TASK BRIEF: Reproduce the records below exactly, leaving out any pictures.
——
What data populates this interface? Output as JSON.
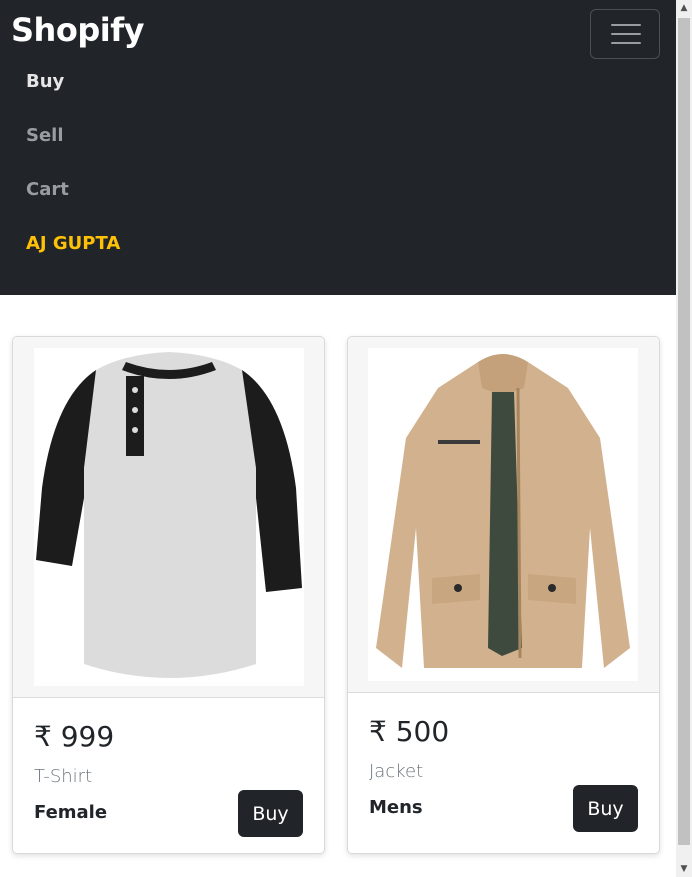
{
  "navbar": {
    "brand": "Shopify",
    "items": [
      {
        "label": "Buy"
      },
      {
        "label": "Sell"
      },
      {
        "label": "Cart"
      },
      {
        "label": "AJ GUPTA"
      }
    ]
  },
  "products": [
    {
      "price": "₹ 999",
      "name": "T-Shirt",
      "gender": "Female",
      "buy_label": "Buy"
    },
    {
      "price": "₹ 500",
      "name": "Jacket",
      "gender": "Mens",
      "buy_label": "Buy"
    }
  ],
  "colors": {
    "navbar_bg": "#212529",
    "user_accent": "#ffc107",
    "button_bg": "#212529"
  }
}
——
RESPONSE TO THE EXERCISE:
What data populates this interface? Output as JSON.
{
  "navbar": {
    "brand": "Shopify",
    "items": [
      {
        "label": "Buy"
      },
      {
        "label": "Sell"
      },
      {
        "label": "Cart"
      },
      {
        "label": "AJ GUPTA"
      }
    ]
  },
  "products": [
    {
      "price": "₹ 999",
      "name": "T-Shirt",
      "gender": "Female",
      "buy_label": "Buy"
    },
    {
      "price": "₹ 500",
      "name": "Jacket",
      "gender": "Mens",
      "buy_label": "Buy"
    }
  ],
  "colors": {
    "navbar_bg": "#212529",
    "user_accent": "#ffc107",
    "button_bg": "#212529"
  }
}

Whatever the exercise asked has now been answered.